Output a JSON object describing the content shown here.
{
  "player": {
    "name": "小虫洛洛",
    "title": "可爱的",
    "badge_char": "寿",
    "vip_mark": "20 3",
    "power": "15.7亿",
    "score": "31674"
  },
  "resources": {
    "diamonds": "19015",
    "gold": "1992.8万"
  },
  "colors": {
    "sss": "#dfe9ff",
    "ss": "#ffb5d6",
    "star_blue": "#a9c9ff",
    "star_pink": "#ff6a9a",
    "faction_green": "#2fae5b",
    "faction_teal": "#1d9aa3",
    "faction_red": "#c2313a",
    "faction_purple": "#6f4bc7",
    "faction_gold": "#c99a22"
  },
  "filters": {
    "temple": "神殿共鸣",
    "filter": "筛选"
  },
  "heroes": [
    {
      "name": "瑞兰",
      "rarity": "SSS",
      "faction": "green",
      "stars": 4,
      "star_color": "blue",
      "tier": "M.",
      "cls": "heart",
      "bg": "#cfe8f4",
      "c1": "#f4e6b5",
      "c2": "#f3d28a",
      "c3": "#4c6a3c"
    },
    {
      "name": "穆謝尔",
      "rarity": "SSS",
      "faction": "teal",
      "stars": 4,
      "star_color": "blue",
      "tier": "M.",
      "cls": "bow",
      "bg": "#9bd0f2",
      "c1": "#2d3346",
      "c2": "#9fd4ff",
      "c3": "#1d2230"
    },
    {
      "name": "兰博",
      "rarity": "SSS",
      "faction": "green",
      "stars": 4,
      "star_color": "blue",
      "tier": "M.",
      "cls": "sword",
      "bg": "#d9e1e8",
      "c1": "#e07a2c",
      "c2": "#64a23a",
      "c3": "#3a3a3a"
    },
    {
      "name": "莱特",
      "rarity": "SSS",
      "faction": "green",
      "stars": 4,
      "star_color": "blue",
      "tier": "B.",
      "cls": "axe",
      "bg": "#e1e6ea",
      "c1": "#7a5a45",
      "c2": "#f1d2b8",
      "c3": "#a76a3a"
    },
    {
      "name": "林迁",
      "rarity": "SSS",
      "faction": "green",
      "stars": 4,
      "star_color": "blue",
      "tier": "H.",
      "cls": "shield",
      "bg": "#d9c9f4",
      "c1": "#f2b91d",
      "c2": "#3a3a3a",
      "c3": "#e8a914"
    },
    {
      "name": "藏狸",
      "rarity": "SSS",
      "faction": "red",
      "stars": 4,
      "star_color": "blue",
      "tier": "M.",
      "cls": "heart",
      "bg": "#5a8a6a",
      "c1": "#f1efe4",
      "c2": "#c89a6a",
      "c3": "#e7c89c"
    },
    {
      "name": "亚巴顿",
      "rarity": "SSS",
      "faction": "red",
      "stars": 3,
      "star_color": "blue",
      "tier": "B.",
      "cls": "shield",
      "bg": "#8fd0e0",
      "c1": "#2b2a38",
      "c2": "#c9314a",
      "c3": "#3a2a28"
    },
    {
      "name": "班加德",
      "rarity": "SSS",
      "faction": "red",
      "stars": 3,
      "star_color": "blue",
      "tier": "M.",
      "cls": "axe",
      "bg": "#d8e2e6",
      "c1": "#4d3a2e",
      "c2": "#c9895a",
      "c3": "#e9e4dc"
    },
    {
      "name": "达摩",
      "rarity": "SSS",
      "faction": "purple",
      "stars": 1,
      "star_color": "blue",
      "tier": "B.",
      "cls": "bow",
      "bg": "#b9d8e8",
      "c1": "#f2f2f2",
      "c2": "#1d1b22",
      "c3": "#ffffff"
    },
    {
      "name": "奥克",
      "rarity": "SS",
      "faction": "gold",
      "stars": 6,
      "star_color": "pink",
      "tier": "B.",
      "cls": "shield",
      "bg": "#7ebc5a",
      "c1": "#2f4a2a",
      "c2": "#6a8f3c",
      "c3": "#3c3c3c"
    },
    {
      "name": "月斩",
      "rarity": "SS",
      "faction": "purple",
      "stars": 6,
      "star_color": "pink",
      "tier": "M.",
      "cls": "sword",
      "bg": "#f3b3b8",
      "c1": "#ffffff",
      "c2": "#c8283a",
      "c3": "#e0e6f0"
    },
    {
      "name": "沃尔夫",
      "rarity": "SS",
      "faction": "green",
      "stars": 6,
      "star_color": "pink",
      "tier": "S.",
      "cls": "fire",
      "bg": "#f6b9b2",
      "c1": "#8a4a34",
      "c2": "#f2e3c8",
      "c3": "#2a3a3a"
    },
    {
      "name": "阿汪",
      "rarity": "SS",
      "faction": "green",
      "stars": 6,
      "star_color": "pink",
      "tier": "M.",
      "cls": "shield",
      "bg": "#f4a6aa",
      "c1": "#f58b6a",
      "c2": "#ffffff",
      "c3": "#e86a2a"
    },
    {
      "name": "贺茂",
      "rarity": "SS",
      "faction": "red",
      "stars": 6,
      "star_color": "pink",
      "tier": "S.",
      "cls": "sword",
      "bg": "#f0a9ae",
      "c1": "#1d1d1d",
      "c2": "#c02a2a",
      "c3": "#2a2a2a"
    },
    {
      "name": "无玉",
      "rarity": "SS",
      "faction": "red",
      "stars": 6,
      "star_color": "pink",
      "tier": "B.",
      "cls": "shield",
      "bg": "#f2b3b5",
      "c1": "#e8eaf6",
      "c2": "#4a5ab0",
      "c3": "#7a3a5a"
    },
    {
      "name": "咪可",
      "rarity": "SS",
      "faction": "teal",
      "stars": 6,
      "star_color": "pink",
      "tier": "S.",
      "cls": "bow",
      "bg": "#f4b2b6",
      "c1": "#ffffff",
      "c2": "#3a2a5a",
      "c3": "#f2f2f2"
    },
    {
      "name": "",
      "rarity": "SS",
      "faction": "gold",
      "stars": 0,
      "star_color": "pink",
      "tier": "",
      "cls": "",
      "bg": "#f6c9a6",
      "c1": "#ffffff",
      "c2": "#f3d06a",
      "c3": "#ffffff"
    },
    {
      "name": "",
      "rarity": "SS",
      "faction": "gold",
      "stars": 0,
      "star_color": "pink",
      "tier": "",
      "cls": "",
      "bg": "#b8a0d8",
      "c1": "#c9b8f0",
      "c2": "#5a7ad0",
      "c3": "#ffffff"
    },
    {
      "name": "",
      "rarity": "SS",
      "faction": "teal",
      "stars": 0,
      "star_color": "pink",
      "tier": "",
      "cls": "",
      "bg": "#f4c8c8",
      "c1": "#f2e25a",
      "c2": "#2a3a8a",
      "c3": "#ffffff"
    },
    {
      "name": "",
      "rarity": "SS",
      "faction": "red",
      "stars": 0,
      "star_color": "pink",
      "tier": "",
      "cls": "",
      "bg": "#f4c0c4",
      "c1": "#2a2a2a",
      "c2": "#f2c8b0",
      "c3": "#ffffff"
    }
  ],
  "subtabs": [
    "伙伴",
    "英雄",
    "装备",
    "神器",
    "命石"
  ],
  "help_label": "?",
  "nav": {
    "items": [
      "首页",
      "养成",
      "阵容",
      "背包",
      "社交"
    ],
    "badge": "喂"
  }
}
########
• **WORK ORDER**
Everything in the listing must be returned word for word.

• **RESPONSE AREA**
Output a JSON object describing the content shown here.
{
  "player": {
    "name": "小虫洛洛",
    "title": "可爱的",
    "badge_char": "寿",
    "vip_mark": "20 3",
    "power": "15.7亿",
    "score": "31674"
  },
  "resources": {
    "diamonds": "19015",
    "gold": "1992.8万"
  },
  "colors": {
    "sss": "#dfe9ff",
    "ss": "#ffb5d6",
    "star_blue": "#a9c9ff",
    "star_pink": "#ff6a9a",
    "faction_green": "#2fae5b",
    "faction_teal": "#1d9aa3",
    "faction_red": "#c2313a",
    "faction_purple": "#6f4bc7",
    "faction_gold": "#c99a22"
  },
  "filters": {
    "temple": "神殿共鸣",
    "filter": "筛选"
  },
  "heroes": [
    {
      "name": "瑞兰",
      "rarity": "SSS",
      "faction": "green",
      "stars": 4,
      "star_color": "blue",
      "tier": "M.",
      "cls": "heart",
      "bg": "#cfe8f4",
      "c1": "#f4e6b5",
      "c2": "#f3d28a",
      "c3": "#4c6a3c"
    },
    {
      "name": "穆謝尔",
      "rarity": "SSS",
      "faction": "teal",
      "stars": 4,
      "star_color": "blue",
      "tier": "M.",
      "cls": "bow",
      "bg": "#9bd0f2",
      "c1": "#2d3346",
      "c2": "#9fd4ff",
      "c3": "#1d2230"
    },
    {
      "name": "兰博",
      "rarity": "SSS",
      "faction": "green",
      "stars": 4,
      "star_color": "blue",
      "tier": "M.",
      "cls": "sword",
      "bg": "#d9e1e8",
      "c1": "#e07a2c",
      "c2": "#64a23a",
      "c3": "#3a3a3a"
    },
    {
      "name": "莱特",
      "rarity": "SSS",
      "faction": "green",
      "stars": 4,
      "star_color": "blue",
      "tier": "B.",
      "cls": "axe",
      "bg": "#e1e6ea",
      "c1": "#7a5a45",
      "c2": "#f1d2b8",
      "c3": "#a76a3a"
    },
    {
      "name": "林迁",
      "rarity": "SSS",
      "faction": "green",
      "stars": 4,
      "star_color": "blue",
      "tier": "H.",
      "cls": "shield",
      "bg": "#d9c9f4",
      "c1": "#f2b91d",
      "c2": "#3a3a3a",
      "c3": "#e8a914"
    },
    {
      "name": "藏狸",
      "rarity": "SSS",
      "faction": "red",
      "stars": 4,
      "star_color": "blue",
      "tier": "M.",
      "cls": "heart",
      "bg": "#5a8a6a",
      "c1": "#f1efe4",
      "c2": "#c89a6a",
      "c3": "#e7c89c"
    },
    {
      "name": "亚巴顿",
      "rarity": "SSS",
      "faction": "red",
      "stars": 3,
      "star_color": "blue",
      "tier": "B.",
      "cls": "shield",
      "bg": "#8fd0e0",
      "c1": "#2b2a38",
      "c2": "#c9314a",
      "c3": "#3a2a28"
    },
    {
      "name": "班加德",
      "rarity": "SSS",
      "faction": "red",
      "stars": 3,
      "star_color": "blue",
      "tier": "M.",
      "cls": "axe",
      "bg": "#d8e2e6",
      "c1": "#4d3a2e",
      "c2": "#c9895a",
      "c3": "#e9e4dc"
    },
    {
      "name": "达摩",
      "rarity": "SSS",
      "faction": "purple",
      "stars": 1,
      "star_color": "blue",
      "tier": "B.",
      "cls": "bow",
      "bg": "#b9d8e8",
      "c1": "#f2f2f2",
      "c2": "#1d1b22",
      "c3": "#ffffff"
    },
    {
      "name": "奥克",
      "rarity": "SS",
      "faction": "gold",
      "stars": 6,
      "star_color": "pink",
      "tier": "B.",
      "cls": "shield",
      "bg": "#7ebc5a",
      "c1": "#2f4a2a",
      "c2": "#6a8f3c",
      "c3": "#3c3c3c"
    },
    {
      "name": "月斩",
      "rarity": "SS",
      "faction": "purple",
      "stars": 6,
      "star_color": "pink",
      "tier": "M.",
      "cls": "sword",
      "bg": "#f3b3b8",
      "c1": "#ffffff",
      "c2": "#c8283a",
      "c3": "#e0e6f0"
    },
    {
      "name": "沃尔夫",
      "rarity": "SS",
      "faction": "green",
      "stars": 6,
      "star_color": "pink",
      "tier": "S.",
      "cls": "fire",
      "bg": "#f6b9b2",
      "c1": "#8a4a34",
      "c2": "#f2e3c8",
      "c3": "#2a3a3a"
    },
    {
      "name": "阿汪",
      "rarity": "SS",
      "faction": "green",
      "stars": 6,
      "star_color": "pink",
      "tier": "M.",
      "cls": "shield",
      "bg": "#f4a6aa",
      "c1": "#f58b6a",
      "c2": "#ffffff",
      "c3": "#e86a2a"
    },
    {
      "name": "贺茂",
      "rarity": "SS",
      "faction": "red",
      "stars": 6,
      "star_color": "pink",
      "tier": "S.",
      "cls": "sword",
      "bg": "#f0a9ae",
      "c1": "#1d1d1d",
      "c2": "#c02a2a",
      "c3": "#2a2a2a"
    },
    {
      "name": "无玉",
      "rarity": "SS",
      "faction": "red",
      "stars": 6,
      "star_color": "pink",
      "tier": "B.",
      "cls": "shield",
      "bg": "#f2b3b5",
      "c1": "#e8eaf6",
      "c2": "#4a5ab0",
      "c3": "#7a3a5a"
    },
    {
      "name": "咪可",
      "rarity": "SS",
      "faction": "teal",
      "stars": 6,
      "star_color": "pink",
      "tier": "S.",
      "cls": "bow",
      "bg": "#f4b2b6",
      "c1": "#ffffff",
      "c2": "#3a2a5a",
      "c3": "#f2f2f2"
    },
    {
      "name": "",
      "rarity": "SS",
      "faction": "gold",
      "stars": 0,
      "star_color": "pink",
      "tier": "",
      "cls": "",
      "bg": "#f6c9a6",
      "c1": "#ffffff",
      "c2": "#f3d06a",
      "c3": "#ffffff"
    },
    {
      "name": "",
      "rarity": "SS",
      "faction": "gold",
      "stars": 0,
      "star_color": "pink",
      "tier": "",
      "cls": "",
      "bg": "#b8a0d8",
      "c1": "#c9b8f0",
      "c2": "#5a7ad0",
      "c3": "#ffffff"
    },
    {
      "name": "",
      "rarity": "SS",
      "faction": "teal",
      "stars": 0,
      "star_color": "pink",
      "tier": "",
      "cls": "",
      "bg": "#f4c8c8",
      "c1": "#f2e25a",
      "c2": "#2a3a8a",
      "c3": "#ffffff"
    },
    {
      "name": "",
      "rarity": "SS",
      "faction": "red",
      "stars": 0,
      "star_color": "pink",
      "tier": "",
      "cls": "",
      "bg": "#f4c0c4",
      "c1": "#2a2a2a",
      "c2": "#f2c8b0",
      "c3": "#ffffff"
    }
  ],
  "subtabs": [
    "伙伴",
    "英雄",
    "装备",
    "神器",
    "命石"
  ],
  "help_label": "?",
  "nav": {
    "items": [
      "首页",
      "养成",
      "阵容",
      "背包",
      "社交"
    ],
    "badge": "喂"
  }
}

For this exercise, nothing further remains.